A couple of weeks ago, I joined a gallery team in Singapore with a strong presence in Asia. It is wonderful to be back home and learning about Asian artists who predominantly appeal to the culturally vast Asian community.
One Asian artist, however, defies all odds by being all at once popular in the East and West, a prolific creator of works, and an aged woman. Her current popularity is fueled by trends like feminism, Instagram art and greater attention to mental health. Yayoi Kusama is #55 on ArtReview's Power 100 List in 2017, and there is little to question that ranking (only perhaps why the ranking is not higher still).
On a personal note, many friends, family and acquaintances are fond of reaching out to me to satiate their curiosity about the fine art market. What motivates their desire to engage becomes obvious with the one remark; 'Hm..I can make these dots myself, can't I?'
You can perhaps predict my reaction to this. It is something along the lines of 'No you naive, overconfident chap, you bloody can't.' There is plenty of (growing) literature on the mechanisms of the fine art market. Derived from them, below is a list of things I wish I was calm enough to give instead as my reaction:
1. For those who form opinions of fine art while scrolling their smartphones: It is important to see works of art, including Instagram-trending ones, in person. This is because materials and materiality, scale, how your eye sees colour, visual details and non-visual components like context are part of an artwork.
2. If you have seen them in person, gain an understanding of the technical skills required to produce a piece. Artists must gain access to the right materials, perhaps work with engineers or manufacturers and often involve specialized conservators and restorers.
3. Kusama specifically has gone through an incredible process that informs her artistic expression. Here is a good read: 10 things to know about Yayoi Kusama. When you look at any other work or even a well-attempted reproduction, you are not faced with the same expression or artistic intention.
4. There is a sophisticated and elusive market mechanism that attaches value to these works of art, which allows artworks to behave as commodities. If you are interested in how that works, do not confuse it with the ability of the artwork to be an experience and expression at the same time. It can, and does, have the characteristics of both.

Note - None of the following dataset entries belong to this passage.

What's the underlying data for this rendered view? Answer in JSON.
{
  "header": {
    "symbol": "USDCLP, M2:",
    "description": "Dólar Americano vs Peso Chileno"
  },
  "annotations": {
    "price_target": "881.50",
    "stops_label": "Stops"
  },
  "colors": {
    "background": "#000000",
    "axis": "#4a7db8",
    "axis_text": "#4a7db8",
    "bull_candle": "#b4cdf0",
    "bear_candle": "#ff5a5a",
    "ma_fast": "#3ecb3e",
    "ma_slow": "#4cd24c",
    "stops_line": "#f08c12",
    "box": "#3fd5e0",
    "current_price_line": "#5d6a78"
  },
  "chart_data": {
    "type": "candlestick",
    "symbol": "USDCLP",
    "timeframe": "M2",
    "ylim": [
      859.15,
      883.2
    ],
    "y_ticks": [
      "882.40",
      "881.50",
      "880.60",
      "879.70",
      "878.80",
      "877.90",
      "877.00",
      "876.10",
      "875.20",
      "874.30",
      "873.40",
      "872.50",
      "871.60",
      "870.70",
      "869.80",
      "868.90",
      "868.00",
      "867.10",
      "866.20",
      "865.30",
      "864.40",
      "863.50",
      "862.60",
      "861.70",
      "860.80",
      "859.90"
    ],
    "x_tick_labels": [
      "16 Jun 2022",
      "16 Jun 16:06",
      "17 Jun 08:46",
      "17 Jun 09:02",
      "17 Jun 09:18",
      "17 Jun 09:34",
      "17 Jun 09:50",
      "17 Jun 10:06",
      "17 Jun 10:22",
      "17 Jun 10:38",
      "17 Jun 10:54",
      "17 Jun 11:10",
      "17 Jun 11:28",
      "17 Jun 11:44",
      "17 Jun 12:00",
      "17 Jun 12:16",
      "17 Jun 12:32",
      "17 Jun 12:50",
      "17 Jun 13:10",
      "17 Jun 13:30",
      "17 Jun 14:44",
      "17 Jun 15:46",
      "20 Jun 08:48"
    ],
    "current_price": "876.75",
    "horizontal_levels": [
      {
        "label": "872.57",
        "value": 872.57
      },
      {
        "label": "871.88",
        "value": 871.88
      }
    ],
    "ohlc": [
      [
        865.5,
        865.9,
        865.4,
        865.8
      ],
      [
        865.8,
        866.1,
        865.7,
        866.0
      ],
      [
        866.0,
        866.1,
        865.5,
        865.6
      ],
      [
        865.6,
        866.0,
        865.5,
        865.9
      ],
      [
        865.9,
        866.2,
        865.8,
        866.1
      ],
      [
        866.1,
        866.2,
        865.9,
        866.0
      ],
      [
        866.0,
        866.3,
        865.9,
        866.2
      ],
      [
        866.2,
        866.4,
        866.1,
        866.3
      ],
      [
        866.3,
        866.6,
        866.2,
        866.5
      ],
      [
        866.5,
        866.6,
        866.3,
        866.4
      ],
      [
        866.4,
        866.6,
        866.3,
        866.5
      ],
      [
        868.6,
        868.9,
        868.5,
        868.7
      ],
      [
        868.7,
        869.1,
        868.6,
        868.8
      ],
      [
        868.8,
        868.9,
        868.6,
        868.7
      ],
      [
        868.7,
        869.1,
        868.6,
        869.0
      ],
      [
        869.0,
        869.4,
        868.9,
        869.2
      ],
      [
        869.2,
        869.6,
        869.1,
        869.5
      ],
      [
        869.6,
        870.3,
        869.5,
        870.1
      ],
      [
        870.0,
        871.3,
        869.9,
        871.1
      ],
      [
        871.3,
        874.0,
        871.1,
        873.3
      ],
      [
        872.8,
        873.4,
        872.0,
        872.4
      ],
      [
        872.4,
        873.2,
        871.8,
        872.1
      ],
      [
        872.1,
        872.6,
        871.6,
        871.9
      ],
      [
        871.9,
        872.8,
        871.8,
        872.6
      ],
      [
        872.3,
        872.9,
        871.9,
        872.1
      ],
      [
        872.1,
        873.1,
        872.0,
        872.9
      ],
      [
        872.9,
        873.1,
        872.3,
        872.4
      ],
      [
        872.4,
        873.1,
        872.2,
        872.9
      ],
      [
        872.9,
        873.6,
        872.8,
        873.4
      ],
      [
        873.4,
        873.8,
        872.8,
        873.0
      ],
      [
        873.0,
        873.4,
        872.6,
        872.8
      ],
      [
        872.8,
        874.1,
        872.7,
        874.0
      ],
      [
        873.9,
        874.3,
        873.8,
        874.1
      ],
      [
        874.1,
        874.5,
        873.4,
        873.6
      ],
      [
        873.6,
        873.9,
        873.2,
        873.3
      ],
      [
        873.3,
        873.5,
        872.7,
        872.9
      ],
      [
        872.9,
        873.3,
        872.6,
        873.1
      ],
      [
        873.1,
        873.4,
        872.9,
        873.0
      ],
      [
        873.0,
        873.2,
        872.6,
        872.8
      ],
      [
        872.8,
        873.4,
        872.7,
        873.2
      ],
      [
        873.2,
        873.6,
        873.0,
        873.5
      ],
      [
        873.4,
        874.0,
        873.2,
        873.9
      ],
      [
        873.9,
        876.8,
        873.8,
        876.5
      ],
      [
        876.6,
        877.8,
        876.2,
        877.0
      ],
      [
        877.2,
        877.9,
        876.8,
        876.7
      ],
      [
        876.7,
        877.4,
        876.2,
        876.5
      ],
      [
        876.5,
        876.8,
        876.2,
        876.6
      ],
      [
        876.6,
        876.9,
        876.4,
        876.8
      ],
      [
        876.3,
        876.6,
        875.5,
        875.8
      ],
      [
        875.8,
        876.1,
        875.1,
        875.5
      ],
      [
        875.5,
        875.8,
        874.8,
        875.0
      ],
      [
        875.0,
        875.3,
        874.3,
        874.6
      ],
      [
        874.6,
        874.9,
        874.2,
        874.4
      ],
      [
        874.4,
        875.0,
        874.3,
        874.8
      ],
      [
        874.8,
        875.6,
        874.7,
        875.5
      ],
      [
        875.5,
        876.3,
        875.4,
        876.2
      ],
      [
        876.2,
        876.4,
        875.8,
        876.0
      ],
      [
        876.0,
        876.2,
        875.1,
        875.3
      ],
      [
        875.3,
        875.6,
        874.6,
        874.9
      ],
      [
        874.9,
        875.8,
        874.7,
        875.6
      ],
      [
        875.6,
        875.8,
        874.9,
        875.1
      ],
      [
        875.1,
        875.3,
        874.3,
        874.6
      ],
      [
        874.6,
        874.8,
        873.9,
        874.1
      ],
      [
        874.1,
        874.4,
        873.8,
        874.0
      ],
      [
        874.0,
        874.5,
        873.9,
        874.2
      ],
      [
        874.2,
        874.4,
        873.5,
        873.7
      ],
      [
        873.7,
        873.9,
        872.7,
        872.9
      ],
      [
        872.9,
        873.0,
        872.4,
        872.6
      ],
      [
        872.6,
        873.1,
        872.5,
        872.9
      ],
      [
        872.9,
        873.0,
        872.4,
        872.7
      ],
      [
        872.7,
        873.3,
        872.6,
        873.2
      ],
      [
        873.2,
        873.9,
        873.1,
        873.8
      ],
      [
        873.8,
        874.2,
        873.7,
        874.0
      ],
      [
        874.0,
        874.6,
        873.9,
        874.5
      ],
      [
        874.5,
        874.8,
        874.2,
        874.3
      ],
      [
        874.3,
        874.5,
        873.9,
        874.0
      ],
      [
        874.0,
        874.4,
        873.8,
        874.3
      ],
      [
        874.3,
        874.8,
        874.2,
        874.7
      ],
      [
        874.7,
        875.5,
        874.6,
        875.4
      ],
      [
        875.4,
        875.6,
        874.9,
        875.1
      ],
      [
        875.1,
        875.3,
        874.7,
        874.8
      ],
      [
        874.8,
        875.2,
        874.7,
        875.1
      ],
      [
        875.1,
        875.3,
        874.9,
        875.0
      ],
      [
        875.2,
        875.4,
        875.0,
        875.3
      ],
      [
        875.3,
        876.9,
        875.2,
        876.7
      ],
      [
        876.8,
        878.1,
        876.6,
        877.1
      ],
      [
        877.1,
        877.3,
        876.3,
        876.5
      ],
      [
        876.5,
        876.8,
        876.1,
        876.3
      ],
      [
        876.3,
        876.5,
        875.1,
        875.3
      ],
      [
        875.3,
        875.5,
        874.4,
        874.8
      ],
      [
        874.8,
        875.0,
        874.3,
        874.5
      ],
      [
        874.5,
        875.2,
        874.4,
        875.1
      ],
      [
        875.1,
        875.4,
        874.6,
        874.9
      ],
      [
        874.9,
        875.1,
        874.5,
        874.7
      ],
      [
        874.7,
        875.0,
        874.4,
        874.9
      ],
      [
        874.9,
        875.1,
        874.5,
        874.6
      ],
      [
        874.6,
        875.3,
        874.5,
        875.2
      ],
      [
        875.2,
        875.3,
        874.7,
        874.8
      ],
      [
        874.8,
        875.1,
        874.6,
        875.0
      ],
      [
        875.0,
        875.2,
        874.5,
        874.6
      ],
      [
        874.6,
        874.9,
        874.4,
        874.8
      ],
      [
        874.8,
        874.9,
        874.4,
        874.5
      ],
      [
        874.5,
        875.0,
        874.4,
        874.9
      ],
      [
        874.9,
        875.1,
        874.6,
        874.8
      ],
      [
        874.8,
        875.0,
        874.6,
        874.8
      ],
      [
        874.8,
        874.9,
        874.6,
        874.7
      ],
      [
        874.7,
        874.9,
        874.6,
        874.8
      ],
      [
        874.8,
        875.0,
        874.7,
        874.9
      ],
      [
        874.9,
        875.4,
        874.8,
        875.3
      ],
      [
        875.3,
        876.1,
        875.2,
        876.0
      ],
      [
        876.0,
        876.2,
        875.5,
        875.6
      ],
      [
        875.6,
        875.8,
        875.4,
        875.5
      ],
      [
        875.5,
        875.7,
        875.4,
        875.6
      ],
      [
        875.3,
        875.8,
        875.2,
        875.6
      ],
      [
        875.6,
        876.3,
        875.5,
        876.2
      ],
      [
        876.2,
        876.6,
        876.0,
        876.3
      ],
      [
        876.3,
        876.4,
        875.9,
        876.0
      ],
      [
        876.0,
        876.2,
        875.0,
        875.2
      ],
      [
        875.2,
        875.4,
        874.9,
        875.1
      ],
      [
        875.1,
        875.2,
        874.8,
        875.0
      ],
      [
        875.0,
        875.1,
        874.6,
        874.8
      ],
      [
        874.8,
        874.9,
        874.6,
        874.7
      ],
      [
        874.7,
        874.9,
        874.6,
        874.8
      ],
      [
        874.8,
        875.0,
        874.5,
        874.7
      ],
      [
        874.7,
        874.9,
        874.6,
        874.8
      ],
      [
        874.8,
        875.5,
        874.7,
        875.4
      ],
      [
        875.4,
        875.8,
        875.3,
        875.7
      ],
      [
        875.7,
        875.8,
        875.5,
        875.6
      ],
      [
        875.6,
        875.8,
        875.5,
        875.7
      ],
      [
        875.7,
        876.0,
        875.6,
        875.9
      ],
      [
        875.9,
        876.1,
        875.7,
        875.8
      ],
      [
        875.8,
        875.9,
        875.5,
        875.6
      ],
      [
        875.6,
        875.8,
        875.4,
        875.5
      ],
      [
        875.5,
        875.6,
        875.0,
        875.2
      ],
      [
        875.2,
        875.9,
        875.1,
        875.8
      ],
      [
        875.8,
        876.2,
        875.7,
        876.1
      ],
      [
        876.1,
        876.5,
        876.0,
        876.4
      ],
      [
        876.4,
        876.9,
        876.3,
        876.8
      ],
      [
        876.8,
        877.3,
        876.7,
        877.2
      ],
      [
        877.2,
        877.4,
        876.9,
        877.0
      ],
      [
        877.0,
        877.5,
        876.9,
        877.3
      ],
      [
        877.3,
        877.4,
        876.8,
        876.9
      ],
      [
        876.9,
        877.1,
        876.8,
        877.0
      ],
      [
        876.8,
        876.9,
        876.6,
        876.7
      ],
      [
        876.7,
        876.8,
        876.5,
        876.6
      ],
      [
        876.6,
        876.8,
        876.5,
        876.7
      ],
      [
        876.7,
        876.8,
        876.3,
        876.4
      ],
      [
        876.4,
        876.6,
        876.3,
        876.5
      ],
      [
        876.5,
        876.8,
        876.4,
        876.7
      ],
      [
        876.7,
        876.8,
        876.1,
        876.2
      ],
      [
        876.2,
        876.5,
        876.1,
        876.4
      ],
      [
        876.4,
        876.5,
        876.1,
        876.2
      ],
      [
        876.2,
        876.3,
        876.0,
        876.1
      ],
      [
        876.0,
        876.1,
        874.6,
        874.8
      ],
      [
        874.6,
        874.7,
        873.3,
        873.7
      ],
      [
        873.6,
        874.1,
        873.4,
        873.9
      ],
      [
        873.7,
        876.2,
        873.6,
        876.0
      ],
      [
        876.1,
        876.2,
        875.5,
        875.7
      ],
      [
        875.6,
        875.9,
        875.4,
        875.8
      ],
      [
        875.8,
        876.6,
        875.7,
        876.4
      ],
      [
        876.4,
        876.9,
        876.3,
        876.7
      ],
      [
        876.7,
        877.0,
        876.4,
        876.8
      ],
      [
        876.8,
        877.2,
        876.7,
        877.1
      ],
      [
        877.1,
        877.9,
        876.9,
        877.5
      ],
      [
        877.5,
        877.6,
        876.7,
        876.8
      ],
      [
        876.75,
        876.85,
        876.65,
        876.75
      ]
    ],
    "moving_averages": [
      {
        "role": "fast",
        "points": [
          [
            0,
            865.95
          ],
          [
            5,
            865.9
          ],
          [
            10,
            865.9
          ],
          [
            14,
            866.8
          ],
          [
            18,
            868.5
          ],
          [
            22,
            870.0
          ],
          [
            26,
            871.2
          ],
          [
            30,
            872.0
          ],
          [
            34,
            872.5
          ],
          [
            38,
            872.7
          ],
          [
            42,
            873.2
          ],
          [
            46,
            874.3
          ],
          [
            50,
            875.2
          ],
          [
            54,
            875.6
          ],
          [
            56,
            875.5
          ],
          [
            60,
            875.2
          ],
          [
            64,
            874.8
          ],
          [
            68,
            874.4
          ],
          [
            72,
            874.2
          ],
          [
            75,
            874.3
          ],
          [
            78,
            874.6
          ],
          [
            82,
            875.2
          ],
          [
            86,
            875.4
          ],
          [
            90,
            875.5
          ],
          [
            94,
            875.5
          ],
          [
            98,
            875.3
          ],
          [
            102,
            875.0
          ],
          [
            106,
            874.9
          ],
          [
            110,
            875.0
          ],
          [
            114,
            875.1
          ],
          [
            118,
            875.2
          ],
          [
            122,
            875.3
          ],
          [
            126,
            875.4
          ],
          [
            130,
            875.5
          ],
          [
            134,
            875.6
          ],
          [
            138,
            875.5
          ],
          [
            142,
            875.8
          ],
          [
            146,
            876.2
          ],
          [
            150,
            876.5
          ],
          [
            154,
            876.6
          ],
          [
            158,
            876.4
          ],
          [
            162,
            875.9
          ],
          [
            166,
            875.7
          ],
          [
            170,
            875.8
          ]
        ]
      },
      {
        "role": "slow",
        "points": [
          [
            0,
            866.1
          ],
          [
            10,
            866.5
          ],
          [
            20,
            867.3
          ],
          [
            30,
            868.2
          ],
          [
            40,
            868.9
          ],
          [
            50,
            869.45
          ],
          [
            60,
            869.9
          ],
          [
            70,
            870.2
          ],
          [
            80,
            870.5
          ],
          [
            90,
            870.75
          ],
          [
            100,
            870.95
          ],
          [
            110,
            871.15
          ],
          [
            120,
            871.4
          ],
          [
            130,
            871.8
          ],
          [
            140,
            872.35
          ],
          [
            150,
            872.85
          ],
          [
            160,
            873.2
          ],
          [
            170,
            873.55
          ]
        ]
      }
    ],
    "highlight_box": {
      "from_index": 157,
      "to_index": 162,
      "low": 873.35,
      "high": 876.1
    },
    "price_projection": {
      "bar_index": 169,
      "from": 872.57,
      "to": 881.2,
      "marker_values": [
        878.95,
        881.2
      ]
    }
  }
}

At the moment, Kusama is the recipient of an incredible amount of attention and rapport online, on social media platforms, and in the international art market that buys and sells her works of art of high net worth. Many find themselves curious about why our economy and society rewards and recognizes Kusama on these platforms.
Simply going to view a work will not give you the resources you need to understand 'Why is this artwork more visible/important than others?' Look instead for the answer to 'What is Kusama trying to capture, communicate, channel in her work?' and 'Do I have a personal response to her expression?'
By finding the answer to the second question, perhaps you will find yourself closer to answering questions about our collective approach towards reward and recognition too.